Origin of charming
Synonyms for charming
verb (used with object)
verb (used without object)
Origin of charm1
Synonyms for charm
Related Words for charmingalluring, pleasant, glamorous, likable, amiable, provocative, fascinating, cute, absorbing, sweet, appealing, engaging, elegant, delightful, engrossing, inviting, graceful, lovely, charismatic, lovable
Examples from the Web for charming
Contemporary Examples of charming
Legs McNeil, of Punk magazine fame, once called him “cute” and “charming.”‘All Good Cretins Go to Heaven’: Dee Dee Ramone’s Twisted Punk Paintings
December 15, 2014
Alexander is everything Turing is not—gregarious, flirty, and, you guessed it, charming.From ‘The Good Wife’ to ‘The Imitation Game’: Matthew Goode Wages His Charm Offensive
November 24, 2014
For those who have a problem with that, she offered a charming, subtle middle finger.Jeopardy! Champion Julia Collins’s Brain Feels Like Mush
November 20, 2014
Let me be clear, as the president would say: Obama is telegenic and charming.From POTUS to SCOTUS: Obama’s Big Move?
November 17, 2014
“Somebody said to me after the premiere, ‘You guys have the most charming Republicans going,’” Molloy remembers.Inside the Political Fun House: How ‘Alpha House’ Became Amazon’s First Big Hit
October 24, 2014
Historical Examples of charming
Thus she ran on; and then wanted me 'to see the charming man,' as she called him.
Yet my man was not half so—so what, my dear—to be sure Lovelace is a charming fellow.
It is a charming spot, even in the gloom of a wintry afternoon.Yorkshire Painted And Described
But it is this peculiar difference which renders them interesting and charming to the spectator.
So, when I tried to describe the most charming girl of whom I could think, I was describing you.
Word Origin for charm
Word Origin for charm
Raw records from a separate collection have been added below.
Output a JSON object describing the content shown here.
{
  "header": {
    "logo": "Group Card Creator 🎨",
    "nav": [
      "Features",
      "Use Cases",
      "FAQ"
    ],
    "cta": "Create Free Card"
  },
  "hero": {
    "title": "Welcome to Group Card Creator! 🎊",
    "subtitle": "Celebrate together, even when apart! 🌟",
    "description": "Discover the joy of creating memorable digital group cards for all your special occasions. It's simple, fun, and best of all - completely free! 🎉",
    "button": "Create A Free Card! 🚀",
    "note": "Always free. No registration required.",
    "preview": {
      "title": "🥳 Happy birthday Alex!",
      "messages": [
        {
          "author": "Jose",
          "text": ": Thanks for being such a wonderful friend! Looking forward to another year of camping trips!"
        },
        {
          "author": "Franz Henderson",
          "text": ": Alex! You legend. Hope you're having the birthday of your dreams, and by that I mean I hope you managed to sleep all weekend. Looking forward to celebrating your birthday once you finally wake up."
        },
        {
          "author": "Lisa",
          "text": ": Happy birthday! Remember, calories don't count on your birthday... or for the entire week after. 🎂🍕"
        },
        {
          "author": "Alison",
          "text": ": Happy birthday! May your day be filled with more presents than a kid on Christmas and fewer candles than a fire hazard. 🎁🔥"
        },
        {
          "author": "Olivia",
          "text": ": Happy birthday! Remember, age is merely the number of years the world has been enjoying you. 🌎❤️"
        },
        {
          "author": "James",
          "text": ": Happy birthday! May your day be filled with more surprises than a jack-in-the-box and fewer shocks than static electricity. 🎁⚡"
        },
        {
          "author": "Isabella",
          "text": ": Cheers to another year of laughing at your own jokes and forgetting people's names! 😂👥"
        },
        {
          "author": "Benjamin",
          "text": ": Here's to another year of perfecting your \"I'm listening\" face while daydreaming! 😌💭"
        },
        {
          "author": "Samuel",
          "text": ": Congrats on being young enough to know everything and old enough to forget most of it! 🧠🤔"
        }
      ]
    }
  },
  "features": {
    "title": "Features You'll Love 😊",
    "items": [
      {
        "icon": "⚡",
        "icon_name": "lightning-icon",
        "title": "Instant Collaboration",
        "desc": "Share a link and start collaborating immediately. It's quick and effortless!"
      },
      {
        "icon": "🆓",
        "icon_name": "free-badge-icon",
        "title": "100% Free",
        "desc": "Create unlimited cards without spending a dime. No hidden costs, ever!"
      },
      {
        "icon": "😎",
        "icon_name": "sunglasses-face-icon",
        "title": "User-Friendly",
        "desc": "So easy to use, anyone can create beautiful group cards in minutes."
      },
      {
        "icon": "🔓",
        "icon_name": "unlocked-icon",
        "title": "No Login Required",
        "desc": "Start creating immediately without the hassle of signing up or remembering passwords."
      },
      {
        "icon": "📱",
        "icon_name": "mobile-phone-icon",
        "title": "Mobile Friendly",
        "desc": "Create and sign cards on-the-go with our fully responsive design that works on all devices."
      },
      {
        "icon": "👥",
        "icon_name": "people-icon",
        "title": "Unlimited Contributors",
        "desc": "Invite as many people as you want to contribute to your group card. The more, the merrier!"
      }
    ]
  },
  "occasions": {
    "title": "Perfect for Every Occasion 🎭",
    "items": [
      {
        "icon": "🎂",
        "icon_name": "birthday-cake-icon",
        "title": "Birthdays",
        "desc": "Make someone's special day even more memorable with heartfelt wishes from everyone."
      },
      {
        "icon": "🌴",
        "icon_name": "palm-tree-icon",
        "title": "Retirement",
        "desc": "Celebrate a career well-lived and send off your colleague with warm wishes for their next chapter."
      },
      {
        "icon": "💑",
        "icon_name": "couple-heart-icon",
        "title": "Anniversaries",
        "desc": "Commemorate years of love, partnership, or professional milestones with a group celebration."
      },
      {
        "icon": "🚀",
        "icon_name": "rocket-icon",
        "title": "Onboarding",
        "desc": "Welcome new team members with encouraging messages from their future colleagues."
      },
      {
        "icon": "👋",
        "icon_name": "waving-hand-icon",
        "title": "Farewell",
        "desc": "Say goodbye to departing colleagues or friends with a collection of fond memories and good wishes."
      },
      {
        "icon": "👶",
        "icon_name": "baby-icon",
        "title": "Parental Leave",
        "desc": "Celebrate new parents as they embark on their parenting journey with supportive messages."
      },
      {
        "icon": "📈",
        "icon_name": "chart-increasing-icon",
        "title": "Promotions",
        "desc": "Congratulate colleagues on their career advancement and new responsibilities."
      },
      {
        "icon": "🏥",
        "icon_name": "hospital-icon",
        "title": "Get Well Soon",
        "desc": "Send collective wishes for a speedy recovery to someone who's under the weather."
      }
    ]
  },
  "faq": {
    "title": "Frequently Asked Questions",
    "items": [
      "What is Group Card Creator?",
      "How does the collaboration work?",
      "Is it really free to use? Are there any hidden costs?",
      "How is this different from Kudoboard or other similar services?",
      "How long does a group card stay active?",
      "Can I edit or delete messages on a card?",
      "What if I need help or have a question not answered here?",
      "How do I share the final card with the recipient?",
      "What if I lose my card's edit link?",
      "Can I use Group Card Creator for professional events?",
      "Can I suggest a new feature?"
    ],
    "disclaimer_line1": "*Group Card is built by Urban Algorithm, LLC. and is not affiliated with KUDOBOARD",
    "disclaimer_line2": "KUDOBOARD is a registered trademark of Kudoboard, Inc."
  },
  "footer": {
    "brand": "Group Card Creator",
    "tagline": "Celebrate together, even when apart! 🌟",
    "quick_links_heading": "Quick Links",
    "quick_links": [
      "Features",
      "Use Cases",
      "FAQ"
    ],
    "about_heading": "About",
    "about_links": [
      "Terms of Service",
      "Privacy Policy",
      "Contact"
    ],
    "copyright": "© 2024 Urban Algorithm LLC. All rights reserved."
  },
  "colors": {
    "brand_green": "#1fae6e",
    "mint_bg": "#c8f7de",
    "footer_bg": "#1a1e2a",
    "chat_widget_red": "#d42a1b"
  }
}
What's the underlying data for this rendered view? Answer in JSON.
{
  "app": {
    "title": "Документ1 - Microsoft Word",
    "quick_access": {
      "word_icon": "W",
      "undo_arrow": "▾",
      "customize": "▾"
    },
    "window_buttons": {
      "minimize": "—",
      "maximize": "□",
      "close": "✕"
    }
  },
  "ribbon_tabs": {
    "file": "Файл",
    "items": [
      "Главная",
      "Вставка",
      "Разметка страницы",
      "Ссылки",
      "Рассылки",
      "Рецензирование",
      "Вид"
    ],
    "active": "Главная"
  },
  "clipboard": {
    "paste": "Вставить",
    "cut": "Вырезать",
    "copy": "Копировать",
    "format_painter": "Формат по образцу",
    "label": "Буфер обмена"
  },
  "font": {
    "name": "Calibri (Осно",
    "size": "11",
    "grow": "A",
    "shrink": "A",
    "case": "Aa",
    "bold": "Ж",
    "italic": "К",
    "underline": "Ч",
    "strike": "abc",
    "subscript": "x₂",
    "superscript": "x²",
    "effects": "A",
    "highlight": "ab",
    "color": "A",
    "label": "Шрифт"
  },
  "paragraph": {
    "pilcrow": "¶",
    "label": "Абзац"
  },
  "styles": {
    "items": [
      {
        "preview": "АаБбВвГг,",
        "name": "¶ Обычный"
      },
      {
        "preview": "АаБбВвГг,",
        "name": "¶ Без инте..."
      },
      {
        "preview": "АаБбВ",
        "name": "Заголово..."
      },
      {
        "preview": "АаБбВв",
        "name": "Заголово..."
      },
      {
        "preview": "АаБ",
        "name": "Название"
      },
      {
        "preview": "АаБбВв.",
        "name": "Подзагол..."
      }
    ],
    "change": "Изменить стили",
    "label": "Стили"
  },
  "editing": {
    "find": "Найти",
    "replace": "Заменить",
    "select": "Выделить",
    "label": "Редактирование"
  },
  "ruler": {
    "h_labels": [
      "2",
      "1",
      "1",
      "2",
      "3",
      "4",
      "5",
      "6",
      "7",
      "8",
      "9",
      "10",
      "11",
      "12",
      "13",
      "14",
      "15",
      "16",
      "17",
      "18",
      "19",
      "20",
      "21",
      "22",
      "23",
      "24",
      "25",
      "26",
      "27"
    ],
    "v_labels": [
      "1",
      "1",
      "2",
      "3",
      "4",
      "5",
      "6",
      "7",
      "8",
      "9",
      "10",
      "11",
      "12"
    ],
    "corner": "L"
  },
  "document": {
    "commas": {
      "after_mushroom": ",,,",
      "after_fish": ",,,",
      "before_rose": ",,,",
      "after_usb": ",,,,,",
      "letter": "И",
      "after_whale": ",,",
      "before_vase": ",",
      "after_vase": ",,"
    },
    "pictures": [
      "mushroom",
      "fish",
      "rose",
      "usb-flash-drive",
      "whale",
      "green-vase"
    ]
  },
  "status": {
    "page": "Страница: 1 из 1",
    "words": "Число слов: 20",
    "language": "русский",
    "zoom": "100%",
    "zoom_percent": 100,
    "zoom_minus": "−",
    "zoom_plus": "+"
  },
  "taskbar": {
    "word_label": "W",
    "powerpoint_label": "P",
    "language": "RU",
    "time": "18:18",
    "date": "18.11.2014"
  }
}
c.1300, "to recite or cast a magic spell," from Old French charmer (13c.) "to enchant, to fill (someone) with desire (for something); to protect, cure, treat; to maltreat, harm," from Late Latin carminare, from Latin carmen (see charm (n.)). In Old French used alike of magical and non-magical activity. In English, "to win over by treating pleasingly, delight" from mid-15c. Related: Charmed; charming. Charmed (short for I am charmed) as a conventional reply to a greeting or meeting is attested by 1825.
c.1300, "incantation, magic charm," from Old French charme (12c.) "magic charm, magic, spell; incantation, song, lamentation," from Latin carmen "song, verse, enchantment, religious formula," from canere "to sing" (see chant (v.)), with dissimilation of -n- to -r- before -m- in intermediate form *canmen (for a similar evolution, see Latin germen "germ," from *genmen). The notion is of chanting or reciting verses of magical power.
A yet stronger power than that of herb or stone lies in the spoken word, and all nations use it both for blessing and cursing. But these, to be effective, must be choice, well knit, rhythmic words (verba concepta), must have lilt and tune; hence all that is strong in the speech wielded by priest, physician, magician, is allied to the forms of poetry. [Jacob Grimm, "Teutonic Mythology" (transl. Stallybrass), 1883]
Sense of "pleasing quality" evolved 17c. Meaning "small trinket fastened to a watch-chain, etc." first recorded 1865. Quantum physics sense is from 1964. To work like a charm (figuratively) is recorded by 1824.
In addition to the idioms beginning with charm
- charmed life
- charm the pants off
- (charm the) pants off
- work like a charm